My Name is Jonah
My Name is Jonah is a documentary about a man named Jonah. Jonah has no last name (and in fact, Jonah is not even his real name), lives in upstate NY, plays harmonica in a rock band, owns a sword that’s taller than himself, has a friend named Mr. Chips (who created demented taxidermy sculptures), and may or may not worship the devil (if you let his older brother tell it). He had a 7-foot custom bed built for him at a Renaissance festival (that he cannot fit in the bedroom of his current house), wears a lot of black leather and tight pants, works out every day, makes annual Christmas cards featuring himself and a bunch of models in fantasy situations (think Robin Hood or superheroes), and admitted to loving his deceased dog more than his deceased mother. And all of that is just the tip of the Jonah iceberg. He’s that guy we’ve all heard of, the weird one living down the street that our parents warned us to stay away from.
The film was definitely engaging, somehow endearing, a little random and haphazard, but totally fitting for Jonah’s bizarre nature. It brings up questions of what constitutes the common, everyday hero, and how we create ourselves and defend those choices we make in becoming the person we’ve always dreamed of, that we’ve always wanted to be. Why do we care about Jonah? I really don’t know. Maybe we don’t, even Jonah himself admits that. All I know is that the filmmakers and their star take the viewer on one wild ride.
Why Don’t You Play in Hell?
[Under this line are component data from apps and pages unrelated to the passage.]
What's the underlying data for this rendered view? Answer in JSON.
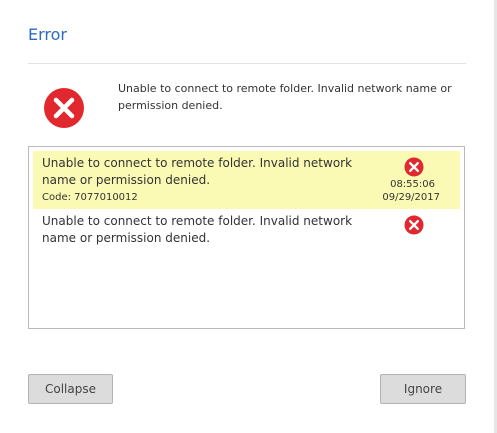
{
  "dialog": {
    "title": "Error",
    "summary": "Unable to connect to remote folder. Invalid network name or permission denied.",
    "summary_icon": "error-x-icon",
    "accent_color": "#2d6bc2",
    "error_color": "#e0282e",
    "highlight_color": "#fafab4"
  },
  "errors": [
    {
      "message": "Unable to connect to remote folder. Invalid network name or permission denied.",
      "code": "Code: 7077010012",
      "time": "08:55:06",
      "date": "09/29/2017",
      "icon": "error-x-icon",
      "selected": true
    },
    {
      "message": "Unable to connect to remote folder. Invalid network name or permission denied.",
      "icon": "error-x-icon",
      "selected": false
    }
  ],
  "buttons": {
    "collapse_label": "Collapse",
    "ignore_label": "Ignore"
  }
}
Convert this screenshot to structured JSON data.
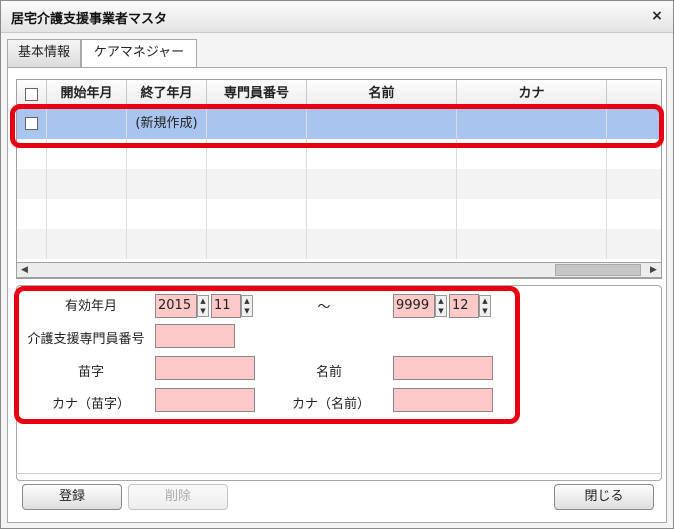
{
  "window": {
    "title": "居宅介護支援事業者マスタ",
    "close_glyph": "×"
  },
  "tabs": [
    {
      "label": "基本情報",
      "active": false
    },
    {
      "label": "ケアマネジャー",
      "active": true
    }
  ],
  "grid": {
    "columns": [
      "開始年月",
      "終了年月",
      "専門員番号",
      "名前",
      "カナ"
    ],
    "rows": [
      {
        "checked": false,
        "start": "",
        "end": "(新規作成)",
        "number": "",
        "name": "",
        "kana": "",
        "selected": true
      }
    ],
    "scroll_left": "◀",
    "scroll_right": "▶"
  },
  "form": {
    "valid_period_label": "有効年月",
    "start_year": "2015",
    "start_month": "11",
    "tilde": "～",
    "end_year": "9999",
    "end_month": "12",
    "specialist_number_label": "介護支援専門員番号",
    "specialist_number": "",
    "surname_label": "苗字",
    "surname": "",
    "given_name_label": "名前",
    "given_name": "",
    "surname_kana_label": "カナ（苗字）",
    "surname_kana": "",
    "given_name_kana_label": "カナ（名前）",
    "given_name_kana": "",
    "spin_up": "▲",
    "spin_down": "▼"
  },
  "buttons": {
    "register": "登録",
    "delete": "削除",
    "close": "閉じる"
  },
  "colors": {
    "highlight": "#e60012",
    "selected_row": "#a9c5ef",
    "required_field": "#ffc9c9"
  }
}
I saw this film right after My Name is Jonah. Why Don’t You Play in Hell? is the Japanese auteur Sion Soto’s story of… um… a renegade film crew?... and the yakuza… and somehow they become involved with each other?... and…
You know what, I don’t even know. No one knows (well, except for Soto…). This toast to 35mm film was literally the absolute most insane thing I have ever seen in my entire life. When the film ended, I was shell-shocked; I could not believe what I just had seen (like, literally my jaw dropped). It was insane. But it was oh so right. The film was hyper-absurd and hyper-surreal. There was violence so indulgently gratuitous that the audience was bellowing in laughter. There was hilarity, overacting, a crazy premise. It was wildly over-convenient, filled with bad dialogue that was only excellent, spoken by wonderfully absurd characters that just bordered on annoying. It was the best form of ultimate titillation in a different way, examining how we can trivialize human suffering and laugh at gross amounts of violence. Why do we do this? Who knows? Maybe the movie was a toast to the height of film in cinema, one last memorializing to the 35mm film format in the overwrought, high drama, melodramatic, improbably unbelievable style of its golden age. All I know is that whatever went into the soup of this movie was the most-insanely genius.
Find this movie somewhere and watch it, you won’t be disappointed. I had a really crazy first night of BUFF…
Ari Folman’s follow-up to the amazingly powerful Waltz with Bashir (2008), The Congress, was my last film at BUFF. And I must say, even as one who loves Waltz with Bashir, it was pretty disappointing. I’ll have more on this later in a full-length review, but for now: Folman tells the story of Robin Wright, an actress growing older and declining in popularity, in the near and distant future. In order to keep her career alive, she is forced to sell her essence/ herself to Miramount Pictures, a fictional film studio. In this arrangement, they can do whatever they want with her animated body, and she can’t act anymore, anywhere. Surprisingly, it started as live action, and then went to fantastical animation; the live action parts suffered, and there, in fact, wasn’t enough animation. The story contains the beginnings of some great and compelling ideas and themes, but Folman’s over-ambition ultimately resulted in a film that never quite achieved what it was trying to do.